Do you have to use dialog? Could you not for instance say that Stan thought Olly said something about a piano falling from the sky but the static chewed up half the words and he couldn't be sure. Then Stan looked up...
Obviously you would use much better prose than this.
I'd suggest the answer lies in what POV you're using.
If you're in one character's POV, then their dialogue will be complete, because they know what they're saying, and won;t know which words the other person did or didn't hear.
I think your <cht> approach is fine. I really wouldn't use asterisks or it looks like you're blanking out swear words or something. Ellipses could be misread as being pauses or silences, rather than bursts of static.
I would use ellipses or maybe "--" to signify breaks in communication and would also qualify it outside of the dialog. Astericks do not convey the right meaning and I do not like strange conventions like <cht>.

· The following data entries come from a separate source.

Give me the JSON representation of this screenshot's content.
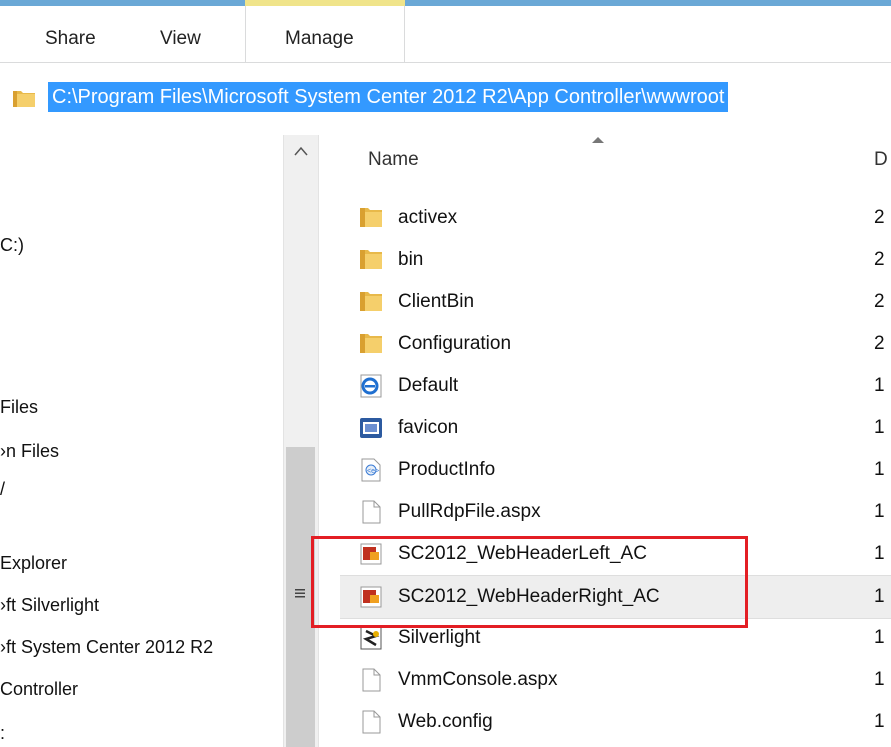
{
  "ribbon": {
    "tabs": [
      {
        "label": "Share"
      },
      {
        "label": "View"
      },
      {
        "label": "Manage"
      }
    ]
  },
  "address": {
    "path": "C:\\Program Files\\Microsoft System Center 2012 R2\\App Controller\\wwwroot"
  },
  "nav": {
    "items": [
      {
        "label": "C:)"
      },
      {
        "label": "Files"
      },
      {
        "label": "›n Files"
      },
      {
        "label": "/"
      },
      {
        "label": " Explorer"
      },
      {
        "label": "›ft Silverlight"
      },
      {
        "label": "›ft System Center 2012 R2"
      },
      {
        "label": "Controller"
      },
      {
        "label": ":"
      }
    ]
  },
  "list": {
    "header": {
      "name": "Name",
      "date": "D"
    },
    "rows": [
      {
        "name": "activex",
        "date": "2",
        "icon": "folder-icon"
      },
      {
        "name": "bin",
        "date": "2",
        "icon": "folder-icon"
      },
      {
        "name": "ClientBin",
        "date": "2",
        "icon": "folder-icon"
      },
      {
        "name": "Configuration",
        "date": "2",
        "icon": "folder-icon"
      },
      {
        "name": "Default",
        "date": "1",
        "icon": "ie-html-icon"
      },
      {
        "name": "favicon",
        "date": "1",
        "icon": "icon-file-icon"
      },
      {
        "name": "ProductInfo",
        "date": "1",
        "icon": "xml-file-icon"
      },
      {
        "name": "PullRdpFile.aspx",
        "date": "1",
        "icon": "blank-file-icon"
      },
      {
        "name": "SC2012_WebHeaderLeft_AC",
        "date": "1",
        "icon": "image-file-icon"
      },
      {
        "name": "SC2012_WebHeaderRight_AC",
        "date": "1",
        "icon": "image-file-icon"
      },
      {
        "name": "Silverlight",
        "date": "1",
        "icon": "silverlight-icon"
      },
      {
        "name": "VmmConsole.aspx",
        "date": "1",
        "icon": "blank-file-icon"
      },
      {
        "name": "Web.config",
        "date": "1",
        "icon": "blank-file-icon"
      }
    ]
  },
  "colors": {
    "selection": "#3399ff",
    "highlight_box": "#e31e24",
    "accent_line": "#6aa8d6"
  }
}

What Wordcaster said. Once you've mentioned that the transmission is breaking up (have some character complain about it) then you can use ellipses to indicate the lost words, and after that the reader will reasonably assume static ate them. This is how I've seen it done in the past as well.
I personnally like static...or at least I like to write it. I'd never really considered some might not like to read it. I would chime in for not using *** for same reasons. I'd favor elipses (but as someone pointed out it could be seen as pauses), so -- makes sense.
But, just came to me, would it be possible to have no showing of the static. Like "I hea ots fire wh ts ing up ere?"
On second thought, that looks like crap. I just chalk it up to brainstorming.
I like the the <cht> technique as done in the first example (inside the quotation marks). Ellipses are usually interpreted as omitted words or pauses; asterisks, as omitted profanity. And <cht> brings alive that staticky sound. I like it.
I think you could do it in the first occurrence, then leave it out in subsequent occurrences. But either way, in every batch of dialogue you'll need to omit the words that go missing as a result of static.
Another option is, perhaps, the dash:
"Marvin? I heard - fired! What the hell is going on - there? - coming down!"
I think I'd be inclined to use the dash, perhaps with open-and-closed quotation marks around it as well. To use the above example, "Marvin? I heard---" "---fired! What the hell is going on---" "---there?---" "---coming down!"
That'd probably look better with some narrative around it, though...